Scan the listing for "JSON" and copy out each line that has it.

-.-.-

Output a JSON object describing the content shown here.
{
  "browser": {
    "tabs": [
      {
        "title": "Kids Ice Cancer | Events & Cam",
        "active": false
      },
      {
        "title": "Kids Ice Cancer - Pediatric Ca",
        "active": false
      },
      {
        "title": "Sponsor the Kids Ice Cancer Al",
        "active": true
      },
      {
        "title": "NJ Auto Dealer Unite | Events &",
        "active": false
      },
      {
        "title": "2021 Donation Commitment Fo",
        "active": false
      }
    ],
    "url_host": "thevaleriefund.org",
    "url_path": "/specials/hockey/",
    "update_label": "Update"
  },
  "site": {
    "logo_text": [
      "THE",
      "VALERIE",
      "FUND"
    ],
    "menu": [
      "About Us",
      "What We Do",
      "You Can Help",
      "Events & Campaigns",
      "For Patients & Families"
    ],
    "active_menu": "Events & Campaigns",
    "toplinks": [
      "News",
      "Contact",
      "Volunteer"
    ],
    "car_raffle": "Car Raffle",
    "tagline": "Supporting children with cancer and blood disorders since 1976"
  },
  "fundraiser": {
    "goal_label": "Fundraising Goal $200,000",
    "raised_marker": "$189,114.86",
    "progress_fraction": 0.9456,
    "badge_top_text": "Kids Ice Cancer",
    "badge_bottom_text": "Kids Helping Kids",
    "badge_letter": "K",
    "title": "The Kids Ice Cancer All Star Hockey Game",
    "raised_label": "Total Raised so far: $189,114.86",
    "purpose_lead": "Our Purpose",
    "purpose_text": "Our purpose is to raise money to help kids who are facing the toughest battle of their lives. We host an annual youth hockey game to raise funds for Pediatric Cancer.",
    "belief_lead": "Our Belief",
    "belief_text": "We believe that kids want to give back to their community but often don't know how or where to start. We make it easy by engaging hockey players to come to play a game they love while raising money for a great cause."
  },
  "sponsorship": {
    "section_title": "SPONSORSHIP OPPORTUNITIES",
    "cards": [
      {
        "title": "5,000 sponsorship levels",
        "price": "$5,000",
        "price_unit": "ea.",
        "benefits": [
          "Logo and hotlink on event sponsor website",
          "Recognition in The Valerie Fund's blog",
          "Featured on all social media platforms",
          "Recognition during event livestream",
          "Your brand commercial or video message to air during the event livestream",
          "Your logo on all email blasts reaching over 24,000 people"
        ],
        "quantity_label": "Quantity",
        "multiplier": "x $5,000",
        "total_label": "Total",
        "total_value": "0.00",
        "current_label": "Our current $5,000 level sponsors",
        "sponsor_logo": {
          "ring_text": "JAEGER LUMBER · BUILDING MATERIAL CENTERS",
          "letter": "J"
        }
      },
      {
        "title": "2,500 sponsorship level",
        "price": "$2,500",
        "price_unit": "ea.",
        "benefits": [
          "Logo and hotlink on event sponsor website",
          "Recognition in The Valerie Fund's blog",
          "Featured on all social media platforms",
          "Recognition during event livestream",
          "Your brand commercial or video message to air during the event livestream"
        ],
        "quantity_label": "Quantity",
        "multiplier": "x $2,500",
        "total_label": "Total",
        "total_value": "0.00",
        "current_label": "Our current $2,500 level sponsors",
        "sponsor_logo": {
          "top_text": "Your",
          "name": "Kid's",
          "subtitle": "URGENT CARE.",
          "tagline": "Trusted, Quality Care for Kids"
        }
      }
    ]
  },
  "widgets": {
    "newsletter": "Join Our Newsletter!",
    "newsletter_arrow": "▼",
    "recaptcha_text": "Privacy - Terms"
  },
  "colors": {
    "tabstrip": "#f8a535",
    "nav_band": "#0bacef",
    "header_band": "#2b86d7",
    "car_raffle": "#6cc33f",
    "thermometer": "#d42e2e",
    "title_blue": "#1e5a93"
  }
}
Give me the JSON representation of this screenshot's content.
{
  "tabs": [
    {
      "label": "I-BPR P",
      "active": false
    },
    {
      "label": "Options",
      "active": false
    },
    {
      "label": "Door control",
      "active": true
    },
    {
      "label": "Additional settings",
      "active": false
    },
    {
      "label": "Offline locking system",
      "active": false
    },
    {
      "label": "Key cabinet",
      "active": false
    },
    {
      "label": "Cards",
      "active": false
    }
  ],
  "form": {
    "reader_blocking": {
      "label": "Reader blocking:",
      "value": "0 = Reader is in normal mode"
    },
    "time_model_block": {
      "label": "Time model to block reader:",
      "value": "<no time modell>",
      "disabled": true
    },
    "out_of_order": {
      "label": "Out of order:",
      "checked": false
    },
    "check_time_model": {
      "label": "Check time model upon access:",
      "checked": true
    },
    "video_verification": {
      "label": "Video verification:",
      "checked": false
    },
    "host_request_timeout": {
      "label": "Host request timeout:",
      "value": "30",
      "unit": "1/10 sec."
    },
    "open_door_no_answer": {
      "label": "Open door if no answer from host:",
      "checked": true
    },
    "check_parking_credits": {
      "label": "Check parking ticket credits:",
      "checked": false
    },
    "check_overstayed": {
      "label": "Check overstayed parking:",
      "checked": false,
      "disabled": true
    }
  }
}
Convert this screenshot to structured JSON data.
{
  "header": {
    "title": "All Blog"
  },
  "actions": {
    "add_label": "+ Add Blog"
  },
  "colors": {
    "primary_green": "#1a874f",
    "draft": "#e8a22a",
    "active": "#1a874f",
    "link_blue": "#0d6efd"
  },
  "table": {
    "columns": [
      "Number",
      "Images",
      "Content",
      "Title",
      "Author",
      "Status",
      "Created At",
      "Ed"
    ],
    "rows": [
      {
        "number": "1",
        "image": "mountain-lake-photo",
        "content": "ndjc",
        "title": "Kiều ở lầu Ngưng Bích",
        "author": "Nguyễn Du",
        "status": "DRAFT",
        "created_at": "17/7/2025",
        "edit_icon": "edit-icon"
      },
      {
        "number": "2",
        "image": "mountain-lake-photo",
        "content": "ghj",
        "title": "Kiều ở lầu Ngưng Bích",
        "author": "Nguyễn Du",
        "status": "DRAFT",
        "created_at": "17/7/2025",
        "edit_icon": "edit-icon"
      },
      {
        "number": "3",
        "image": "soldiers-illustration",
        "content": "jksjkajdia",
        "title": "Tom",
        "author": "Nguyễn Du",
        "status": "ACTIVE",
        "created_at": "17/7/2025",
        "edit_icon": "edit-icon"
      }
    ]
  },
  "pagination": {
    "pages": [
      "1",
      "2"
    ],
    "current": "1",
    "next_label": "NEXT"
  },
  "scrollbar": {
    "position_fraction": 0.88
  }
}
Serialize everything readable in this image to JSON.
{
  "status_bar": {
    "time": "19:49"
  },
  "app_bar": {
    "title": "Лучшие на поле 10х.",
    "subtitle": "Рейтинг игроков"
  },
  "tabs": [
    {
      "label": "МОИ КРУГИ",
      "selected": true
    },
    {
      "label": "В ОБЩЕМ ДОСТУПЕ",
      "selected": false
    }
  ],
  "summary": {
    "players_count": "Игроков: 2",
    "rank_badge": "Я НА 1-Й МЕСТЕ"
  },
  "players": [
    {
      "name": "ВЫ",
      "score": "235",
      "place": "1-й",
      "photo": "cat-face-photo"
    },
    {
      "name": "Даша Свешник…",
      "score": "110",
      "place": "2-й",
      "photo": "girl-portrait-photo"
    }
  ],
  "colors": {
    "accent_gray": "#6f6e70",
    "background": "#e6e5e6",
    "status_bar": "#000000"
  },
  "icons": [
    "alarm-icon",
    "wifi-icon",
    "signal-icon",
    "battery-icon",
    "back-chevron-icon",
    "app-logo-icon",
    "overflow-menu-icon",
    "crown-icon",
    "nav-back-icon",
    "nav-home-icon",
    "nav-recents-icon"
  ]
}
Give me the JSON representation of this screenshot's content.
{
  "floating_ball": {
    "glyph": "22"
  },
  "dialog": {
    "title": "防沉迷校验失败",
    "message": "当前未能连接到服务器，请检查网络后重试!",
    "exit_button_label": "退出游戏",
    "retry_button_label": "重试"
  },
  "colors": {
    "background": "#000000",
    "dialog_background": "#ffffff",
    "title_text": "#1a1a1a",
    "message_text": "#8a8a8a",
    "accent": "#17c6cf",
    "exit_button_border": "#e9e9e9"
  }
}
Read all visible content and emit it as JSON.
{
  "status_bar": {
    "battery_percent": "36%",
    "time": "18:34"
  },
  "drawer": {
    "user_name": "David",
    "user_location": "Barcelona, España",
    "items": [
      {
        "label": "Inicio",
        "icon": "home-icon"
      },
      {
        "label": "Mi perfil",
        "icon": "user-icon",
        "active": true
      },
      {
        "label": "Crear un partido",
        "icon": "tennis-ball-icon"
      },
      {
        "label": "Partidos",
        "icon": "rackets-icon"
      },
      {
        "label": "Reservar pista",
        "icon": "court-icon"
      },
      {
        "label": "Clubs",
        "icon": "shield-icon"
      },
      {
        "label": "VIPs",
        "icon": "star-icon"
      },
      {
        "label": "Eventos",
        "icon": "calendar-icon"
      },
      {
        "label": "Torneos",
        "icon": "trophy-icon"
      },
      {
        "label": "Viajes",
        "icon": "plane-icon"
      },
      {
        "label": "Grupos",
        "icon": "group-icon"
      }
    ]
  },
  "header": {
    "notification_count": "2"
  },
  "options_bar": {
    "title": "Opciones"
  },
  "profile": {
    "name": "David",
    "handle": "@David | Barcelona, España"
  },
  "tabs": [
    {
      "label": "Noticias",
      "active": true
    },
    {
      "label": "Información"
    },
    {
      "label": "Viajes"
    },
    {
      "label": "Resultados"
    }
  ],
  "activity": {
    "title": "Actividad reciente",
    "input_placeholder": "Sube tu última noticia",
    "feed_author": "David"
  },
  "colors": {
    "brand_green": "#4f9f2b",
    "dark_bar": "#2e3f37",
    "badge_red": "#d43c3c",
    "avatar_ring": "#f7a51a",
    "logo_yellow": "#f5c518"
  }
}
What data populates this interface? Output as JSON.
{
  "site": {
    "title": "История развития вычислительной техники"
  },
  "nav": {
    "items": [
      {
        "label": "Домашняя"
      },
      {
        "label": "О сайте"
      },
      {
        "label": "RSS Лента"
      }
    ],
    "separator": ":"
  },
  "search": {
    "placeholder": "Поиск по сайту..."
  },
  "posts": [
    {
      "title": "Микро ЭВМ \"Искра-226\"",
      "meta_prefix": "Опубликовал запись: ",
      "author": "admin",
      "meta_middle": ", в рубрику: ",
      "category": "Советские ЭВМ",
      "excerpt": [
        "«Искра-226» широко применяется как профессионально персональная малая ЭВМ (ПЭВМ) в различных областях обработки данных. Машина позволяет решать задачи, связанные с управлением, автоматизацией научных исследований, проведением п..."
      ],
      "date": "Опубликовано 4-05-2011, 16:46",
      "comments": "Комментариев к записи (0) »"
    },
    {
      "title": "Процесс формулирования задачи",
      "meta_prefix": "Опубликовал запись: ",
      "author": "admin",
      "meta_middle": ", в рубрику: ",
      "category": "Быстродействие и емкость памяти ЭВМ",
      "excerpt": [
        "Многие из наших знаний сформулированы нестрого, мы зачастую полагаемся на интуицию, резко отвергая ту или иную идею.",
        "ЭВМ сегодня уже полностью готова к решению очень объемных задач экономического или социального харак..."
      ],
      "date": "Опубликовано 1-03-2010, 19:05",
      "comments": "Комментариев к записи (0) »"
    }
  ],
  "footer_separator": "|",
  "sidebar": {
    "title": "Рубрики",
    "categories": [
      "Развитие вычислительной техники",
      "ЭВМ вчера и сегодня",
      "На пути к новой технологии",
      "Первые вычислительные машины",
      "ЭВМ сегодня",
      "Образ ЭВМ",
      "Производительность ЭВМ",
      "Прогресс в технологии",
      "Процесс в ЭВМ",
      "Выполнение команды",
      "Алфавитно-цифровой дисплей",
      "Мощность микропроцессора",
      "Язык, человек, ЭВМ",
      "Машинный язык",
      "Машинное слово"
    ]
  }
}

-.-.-

> _Task response_
Output a JSON object describing the content shown here.
Give me the JSON representation of this screenshot's content.
Convert this screenshot to structured JSON data.
Serialize everything readable in this image to JSON.
Give me the JSON representation of this screenshot's content.
Read all visible content and emit it as JSON.
What data populates this interface? Output as JSON.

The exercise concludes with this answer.